Planning to get tattooed? Know the risks beforehand, as researchers have detected bacterial contamination in many tattoo and makeup inks sold across the United States.

A new study published in the Journal of Applied and Environmental Microbiology by the American Society for Microbiology discovered that 35% of tattoo and permanent makeup inks sold in the U.S. are contaminated with bacteria. The researchers arrived at the findings after evaluating a total of 75 tattoo inks from 14 different manufacturers.

"Our findings reveal that unopened and sealed tattoo inks can harbor anaerobic bacteria, known to thrive in low-oxygen environments like the dermal layer of the skin, alongside aerobic bacteria. This suggests that contaminated tattoo inks could be a source of infection from both types of bacteria. The results emphasize the importance of monitoring these products for both aerobic and anaerobic bacteria, including possibly pathogenic microorganisms," corresponding author Seong-Jae (Peter) Kim, a microbiologist with the U.S. Food and Drug Administration, said in a news release.
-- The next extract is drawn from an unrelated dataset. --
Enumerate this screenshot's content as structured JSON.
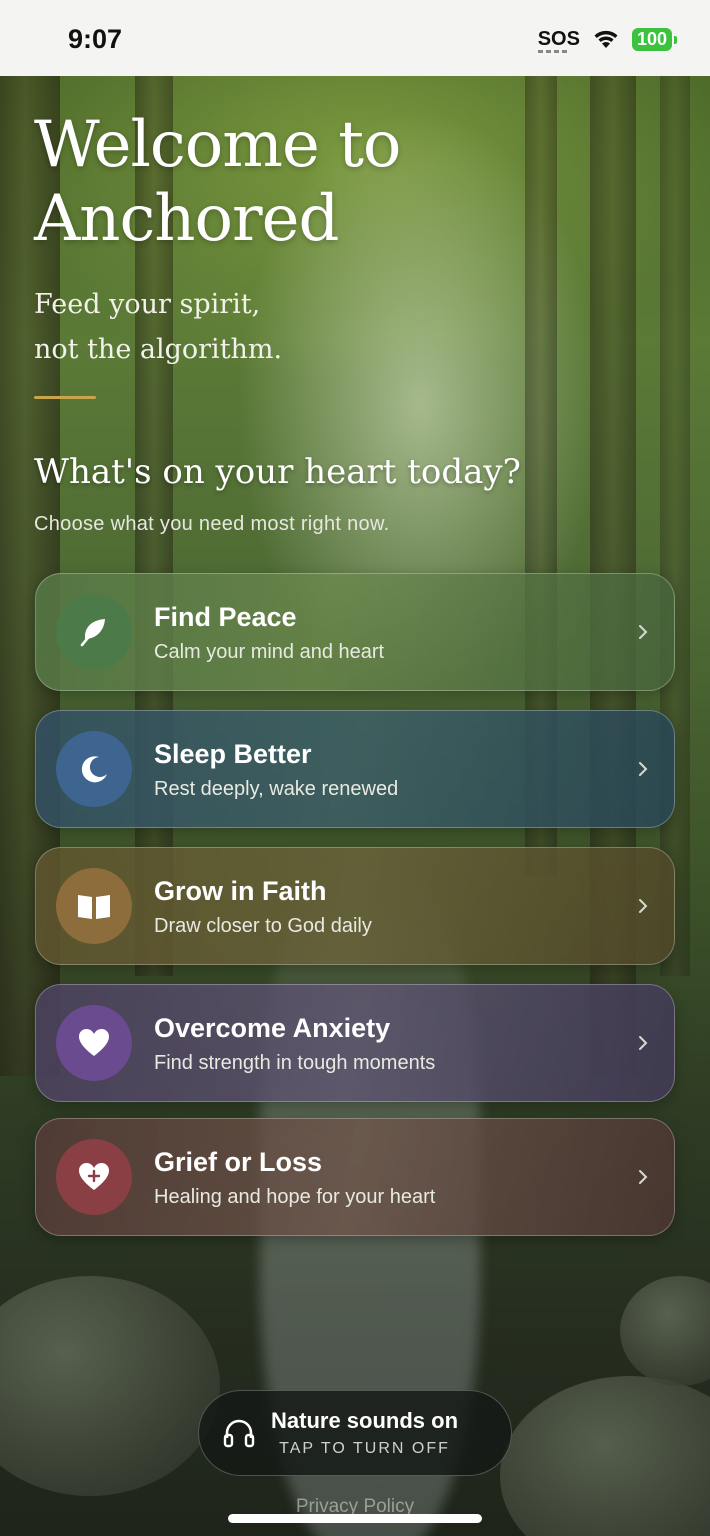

With the rising popularity of body art, there have been increasing reports of tattoo-related infections. The latest study investigated the presence of both aerobic and anaerobic bacteria in commercial tattoo and permanent makeup inks under aerobic and anaerobic conditions.

To detect aerobic bacteria, researchers mixed 1 to 2 grams of the ink with a growth medium and incubated it. For tracing anaerobic bacteria, they used a similar process but incubated the mixture in an oxygen-free chamber filled with nitrogen, carbon dioxide, and hydrogen.
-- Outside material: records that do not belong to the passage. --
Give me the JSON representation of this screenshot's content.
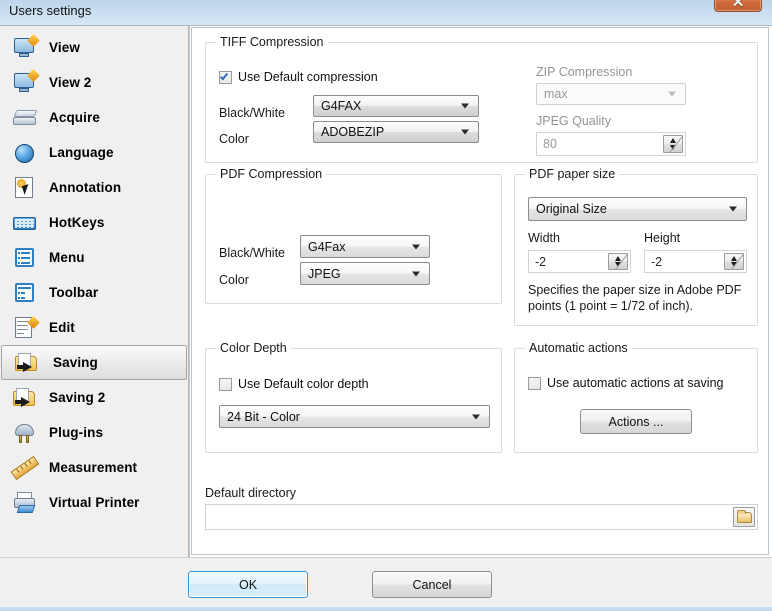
{
  "window": {
    "title": "Users settings",
    "close_label": "✕"
  },
  "sidebar": {
    "items": [
      {
        "label": "View",
        "icon": "monitor-pencil-icon",
        "selected": false
      },
      {
        "label": "View 2",
        "icon": "monitor-pencil-icon",
        "selected": false
      },
      {
        "label": "Acquire",
        "icon": "scanner-icon",
        "selected": false
      },
      {
        "label": "Language",
        "icon": "globe-icon",
        "selected": false
      },
      {
        "label": "Annotation",
        "icon": "annotation-icon",
        "selected": false
      },
      {
        "label": "HotKeys",
        "icon": "keyboard-icon",
        "selected": false
      },
      {
        "label": "Menu",
        "icon": "menu-list-icon",
        "selected": false
      },
      {
        "label": "Toolbar",
        "icon": "toolbar-icon",
        "selected": false
      },
      {
        "label": "Edit",
        "icon": "edit-page-icon",
        "selected": false
      },
      {
        "label": "Saving",
        "icon": "save-folder-icon",
        "selected": true
      },
      {
        "label": "Saving 2",
        "icon": "save-folder-icon",
        "selected": false
      },
      {
        "label": "Plug-ins",
        "icon": "plug-icon",
        "selected": false
      },
      {
        "label": "Measurement",
        "icon": "ruler-icon",
        "selected": false
      },
      {
        "label": "Virtual Printer",
        "icon": "printer-icon",
        "selected": false
      }
    ]
  },
  "tiff_compression": {
    "title": "TIFF Compression",
    "use_default": {
      "label": "Use Default compression",
      "checked": true
    },
    "black_white": {
      "label": "Black/White",
      "value": "G4FAX"
    },
    "color": {
      "label": "Color",
      "value": "ADOBEZIP"
    },
    "zip_compression": {
      "label": "ZIP Compression",
      "value": "max",
      "enabled": false
    },
    "jpeg_quality": {
      "label": "JPEG Quality",
      "value": "80",
      "enabled": false
    }
  },
  "pdf_compression": {
    "title": "PDF Compression",
    "black_white": {
      "label": "Black/White",
      "value": "G4Fax"
    },
    "color": {
      "label": "Color",
      "value": "JPEG"
    }
  },
  "pdf_paper_size": {
    "title": "PDF paper size",
    "size": {
      "value": "Original Size"
    },
    "width": {
      "label": "Width",
      "value": "-2"
    },
    "height": {
      "label": "Height",
      "value": "-2"
    },
    "hint": "Specifies the paper size in Adobe PDF points (1 point = 1/72 of inch)."
  },
  "color_depth": {
    "title": "Color Depth",
    "use_default": {
      "label": "Use Default color depth",
      "checked": false
    },
    "depth": {
      "value": "24 Bit - Color"
    }
  },
  "automatic_actions": {
    "title": "Automatic actions",
    "use_auto": {
      "label": "Use automatic actions at saving",
      "checked": false
    },
    "actions_button": "Actions ..."
  },
  "default_directory": {
    "label": "Default directory",
    "value": "",
    "browse_icon": "folder-icon"
  },
  "footer": {
    "ok": "OK",
    "cancel": "Cancel"
  },
  "colors": {
    "accent": "#3c94d4",
    "titlebar": "#c9dced",
    "close": "#cf6b3a",
    "group_border": "#d6dde3",
    "disabled_text": "#9a9a9a"
  }
}
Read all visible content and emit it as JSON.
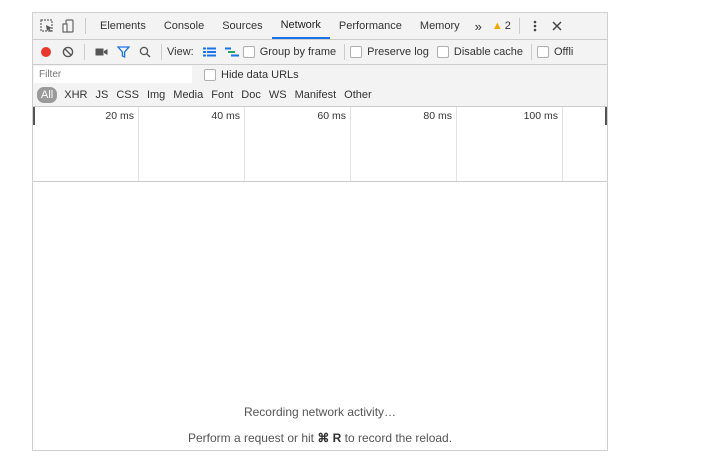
{
  "tabs": [
    {
      "label": "Elements"
    },
    {
      "label": "Console"
    },
    {
      "label": "Sources"
    },
    {
      "label": "Network",
      "active": true
    },
    {
      "label": "Performance"
    },
    {
      "label": "Memory"
    }
  ],
  "tabbar": {
    "overflow_label": "»",
    "warning_count": "2"
  },
  "toolbar": {
    "view_label": "View:",
    "group_by_frame": "Group by frame",
    "preserve_log": "Preserve log",
    "disable_cache": "Disable cache",
    "offline": "Offli"
  },
  "filter": {
    "placeholder": "Filter",
    "hide_data_urls": "Hide data URLs"
  },
  "types": [
    "All",
    "XHR",
    "JS",
    "CSS",
    "Img",
    "Media",
    "Font",
    "Doc",
    "WS",
    "Manifest",
    "Other"
  ],
  "timeline": {
    "ticks": [
      "20 ms",
      "40 ms",
      "60 ms",
      "80 ms",
      "100 ms"
    ]
  },
  "empty": {
    "recording": "Recording network activity…",
    "hint_pre": "Perform a request or hit ",
    "hint_key": "⌘ R",
    "hint_post": " to record the reload."
  },
  "colors": {
    "record": "#e8382e",
    "accent": "#1a73e8",
    "warning": "#f2a600",
    "filter_icon": "#1a73e8"
  },
  "icons": {
    "inspect": "inspect-element-icon",
    "device": "device-toolbar-icon",
    "record": "record-icon",
    "clear": "clear-icon",
    "video": "screenshot-camera-icon",
    "filter": "filter-funnel-icon",
    "search": "search-icon",
    "list_view": "large-rows-icon",
    "waterfall": "waterfall-overview-icon",
    "menu": "kebab-menu-icon",
    "close": "close-icon"
  }
}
"Of 75 ink samples, we found 26 contaminated samples with 34 bacterial isolates taxonomically classified into 14 genera and 22 species. Among the 34 bacterial isolates, 19 were identified as possibly pathogenic bacterial strains," the researchers wrote.

Under anaerobic conditions, researchers discovered two bacterial species in the inks: Cutibacterium acnes (four strains) and Staphylococcus epidermidis (two strains).

"Both types of bacteria, those needing oxygen (aerobic) and those not needing oxygen (anaerobic), can contaminate the inks. There was no clear link between a product label claiming sterility and the actual absence of bacterial contamination," the news release stated.

Based on their findings, the researchers recommend continuous monitoring of these products to ensure safety and reduce the risk of complications.

"It should be noted that microbial infections constitute just one aspect of these complications. In addition to microbial infections, immunologic complications such as inflammatory reactions and allergic hypersensitivity, as well as toxic responses, represent a significant portion of these issues. In light of our study results, we want to emphasize the importance of continuously monitoring these products to ensure the microbial safety of tattoo inks," Kim added.